What to do - Output the full listing again without altering anything.

═════ The records ═════

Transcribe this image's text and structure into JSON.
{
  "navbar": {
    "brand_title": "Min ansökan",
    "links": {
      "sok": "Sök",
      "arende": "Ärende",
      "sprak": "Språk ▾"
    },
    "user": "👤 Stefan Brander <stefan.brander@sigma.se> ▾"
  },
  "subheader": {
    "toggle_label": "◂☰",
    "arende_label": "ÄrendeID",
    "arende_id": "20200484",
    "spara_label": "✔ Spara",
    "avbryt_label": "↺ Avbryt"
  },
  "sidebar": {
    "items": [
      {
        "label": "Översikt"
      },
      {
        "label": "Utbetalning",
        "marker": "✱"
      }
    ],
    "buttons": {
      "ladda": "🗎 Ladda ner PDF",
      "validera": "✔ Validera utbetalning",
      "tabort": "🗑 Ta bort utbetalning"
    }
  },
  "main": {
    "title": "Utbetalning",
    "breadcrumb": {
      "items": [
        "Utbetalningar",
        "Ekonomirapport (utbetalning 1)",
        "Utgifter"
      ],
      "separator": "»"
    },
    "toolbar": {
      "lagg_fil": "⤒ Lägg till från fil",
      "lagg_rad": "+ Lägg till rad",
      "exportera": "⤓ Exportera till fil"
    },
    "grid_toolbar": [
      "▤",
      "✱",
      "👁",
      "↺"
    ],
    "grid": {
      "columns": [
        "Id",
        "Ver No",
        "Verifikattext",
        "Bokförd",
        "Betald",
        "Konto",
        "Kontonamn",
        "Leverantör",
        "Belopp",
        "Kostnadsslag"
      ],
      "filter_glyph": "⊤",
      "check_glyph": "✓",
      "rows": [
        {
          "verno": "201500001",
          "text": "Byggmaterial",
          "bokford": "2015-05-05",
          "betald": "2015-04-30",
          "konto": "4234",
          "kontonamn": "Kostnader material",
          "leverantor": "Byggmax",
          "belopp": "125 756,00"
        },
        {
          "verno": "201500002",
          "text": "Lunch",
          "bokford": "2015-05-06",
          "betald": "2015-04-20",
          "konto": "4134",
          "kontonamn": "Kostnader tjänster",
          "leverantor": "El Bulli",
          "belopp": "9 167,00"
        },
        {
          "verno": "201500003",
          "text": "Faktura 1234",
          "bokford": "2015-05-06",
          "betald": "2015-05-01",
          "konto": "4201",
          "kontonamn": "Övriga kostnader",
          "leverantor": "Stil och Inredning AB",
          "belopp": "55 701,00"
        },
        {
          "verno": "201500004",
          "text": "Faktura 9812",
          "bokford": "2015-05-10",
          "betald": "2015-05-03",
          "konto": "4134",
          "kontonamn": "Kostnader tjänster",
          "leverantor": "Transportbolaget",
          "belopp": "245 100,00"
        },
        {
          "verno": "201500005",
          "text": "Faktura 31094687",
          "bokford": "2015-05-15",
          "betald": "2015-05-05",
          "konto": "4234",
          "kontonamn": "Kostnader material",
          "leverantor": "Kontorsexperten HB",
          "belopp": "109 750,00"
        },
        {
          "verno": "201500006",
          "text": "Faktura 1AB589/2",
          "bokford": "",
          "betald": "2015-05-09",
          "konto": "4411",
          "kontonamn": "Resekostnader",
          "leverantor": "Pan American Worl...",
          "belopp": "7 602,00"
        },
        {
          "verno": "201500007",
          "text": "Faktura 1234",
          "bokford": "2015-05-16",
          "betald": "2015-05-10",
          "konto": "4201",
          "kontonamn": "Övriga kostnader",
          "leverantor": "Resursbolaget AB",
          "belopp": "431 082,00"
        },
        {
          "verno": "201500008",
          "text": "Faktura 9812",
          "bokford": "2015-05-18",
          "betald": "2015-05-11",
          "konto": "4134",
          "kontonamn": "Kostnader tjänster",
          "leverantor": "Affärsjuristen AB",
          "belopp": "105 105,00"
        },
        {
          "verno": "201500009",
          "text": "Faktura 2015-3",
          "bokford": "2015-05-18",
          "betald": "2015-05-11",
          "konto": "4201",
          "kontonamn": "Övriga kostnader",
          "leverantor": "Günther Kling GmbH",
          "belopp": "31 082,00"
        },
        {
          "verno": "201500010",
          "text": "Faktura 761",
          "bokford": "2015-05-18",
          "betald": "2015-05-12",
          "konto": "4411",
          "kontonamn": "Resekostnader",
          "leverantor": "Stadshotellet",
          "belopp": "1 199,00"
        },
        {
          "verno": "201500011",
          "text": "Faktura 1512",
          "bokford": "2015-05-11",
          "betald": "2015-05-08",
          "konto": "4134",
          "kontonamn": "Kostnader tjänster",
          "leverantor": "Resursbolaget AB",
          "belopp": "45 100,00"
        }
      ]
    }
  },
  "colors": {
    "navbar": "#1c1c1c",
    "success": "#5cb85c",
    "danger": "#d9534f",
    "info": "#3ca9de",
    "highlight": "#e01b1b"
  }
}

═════

Exercise solution -
Transcribe this image's text and structure into JSON.
{
  "navbar": {
    "brand_title": "Min ansökan",
    "links": {
      "sok": "Sök",
      "arende": "Ärende",
      "sprak": "Språk ▾"
    },
    "user": "👤 Stefan Brander <stefan.brander@sigma.se> ▾"
  },
  "subheader": {
    "toggle_label": "◂☰",
    "arende_label": "ÄrendeID",
    "arende_id": "20200484",
    "spara_label": "✔ Spara",
    "avbryt_label": "↺ Avbryt"
  },
  "sidebar": {
    "items": [
      {
        "label": "Översikt"
      },
      {
        "label": "Utbetalning",
        "marker": "✱"
      }
    ],
    "buttons": {
      "ladda": "🗎 Ladda ner PDF",
      "validera": "✔ Validera utbetalning",
      "tabort": "🗑 Ta bort utbetalning"
    }
  },
  "main": {
    "title": "Utbetalning",
    "breadcrumb": {
      "items": [
        "Utbetalningar",
        "Ekonomirapport (utbetalning 1)",
        "Utgifter"
      ],
      "separator": "»"
    },
    "toolbar": {
      "lagg_fil": "⤒ Lägg till från fil",
      "lagg_rad": "+ Lägg till rad",
      "exportera": "⤓ Exportera till fil"
    },
    "grid_toolbar": [
      "▤",
      "✱",
      "👁",
      "↺"
    ],
    "grid": {
      "columns": [
        "Id",
        "Ver No",
        "Verifikattext",
        "Bokförd",
        "Betald",
        "Konto",
        "Kontonamn",
        "Leverantör",
        "Belopp",
        "Kostnadsslag"
      ],
      "filter_glyph": "⊤",
      "check_glyph": "✓",
      "rows": [
        {
          "verno": "201500001",
          "text": "Byggmaterial",
          "bokford": "2015-05-05",
          "betald": "2015-04-30",
          "konto": "4234",
          "kontonamn": "Kostnader material",
          "leverantor": "Byggmax",
          "belopp": "125 756,00"
        },
        {
          "verno": "201500002",
          "text": "Lunch",
          "bokford": "2015-05-06",
          "betald": "2015-04-20",
          "konto": "4134",
          "kontonamn": "Kostnader tjänster",
          "leverantor": "El Bulli",
          "belopp": "9 167,00"
        },
        {
          "verno": "201500003",
          "text": "Faktura 1234",
          "bokford": "2015-05-06",
          "betald": "2015-05-01",
          "konto": "4201",
          "kontonamn": "Övriga kostnader",
          "leverantor": "Stil och Inredning AB",
          "belopp": "55 701,00"
        },
        {
          "verno": "201500004",
          "text": "Faktura 9812",
          "bokford": "2015-05-10",
          "betald": "2015-05-03",
          "konto": "4134",
          "kontonamn": "Kostnader tjänster",
          "leverantor": "Transportbolaget",
          "belopp": "245 100,00"
        },
        {
          "verno": "201500005",
          "text": "Faktura 31094687",
          "bokford": "2015-05-15",
          "betald": "2015-05-05",
          "konto": "4234",
          "kontonamn": "Kostnader material",
          "leverantor": "Kontorsexperten HB",
          "belopp": "109 750,00"
        },
        {
          "verno": "201500006",
          "text": "Faktura 1AB589/2",
          "bokford": "",
          "betald": "2015-05-09",
          "konto": "4411",
          "kontonamn": "Resekostnader",
          "leverantor": "Pan American Worl...",
          "belopp": "7 602,00"
        },
        {
          "verno": "201500007",
          "text": "Faktura 1234",
          "bokford": "2015-05-16",
          "betald": "2015-05-10",
          "konto": "4201",
          "kontonamn": "Övriga kostnader",
          "leverantor": "Resursbolaget AB",
          "belopp": "431 082,00"
        },
        {
          "verno": "201500008",
          "text": "Faktura 9812",
          "bokford": "2015-05-18",
          "betald": "2015-05-11",
          "konto": "4134",
          "kontonamn": "Kostnader tjänster",
          "leverantor": "Affärsjuristen AB",
          "belopp": "105 105,00"
        },
        {
          "verno": "201500009",
          "text": "Faktura 2015-3",
          "bokford": "2015-05-18",
          "betald": "2015-05-11",
          "konto": "4201",
          "kontonamn": "Övriga kostnader",
          "leverantor": "Günther Kling GmbH",
          "belopp": "31 082,00"
        },
        {
          "verno": "201500010",
          "text": "Faktura 761",
          "bokford": "2015-05-18",
          "betald": "2015-05-12",
          "konto": "4411",
          "kontonamn": "Resekostnader",
          "leverantor": "Stadshotellet",
          "belopp": "1 199,00"
        },
        {
          "verno": "201500011",
          "text": "Faktura 1512",
          "bokford": "2015-05-11",
          "betald": "2015-05-08",
          "konto": "4134",
          "kontonamn": "Kostnader tjänster",
          "leverantor": "Resursbolaget AB",
          "belopp": "45 100,00"
        }
      ]
    }
  },
  "colors": {
    "navbar": "#1c1c1c",
    "success": "#5cb85c",
    "danger": "#d9534f",
    "info": "#3ca9de",
    "highlight": "#e01b1b"
  }
}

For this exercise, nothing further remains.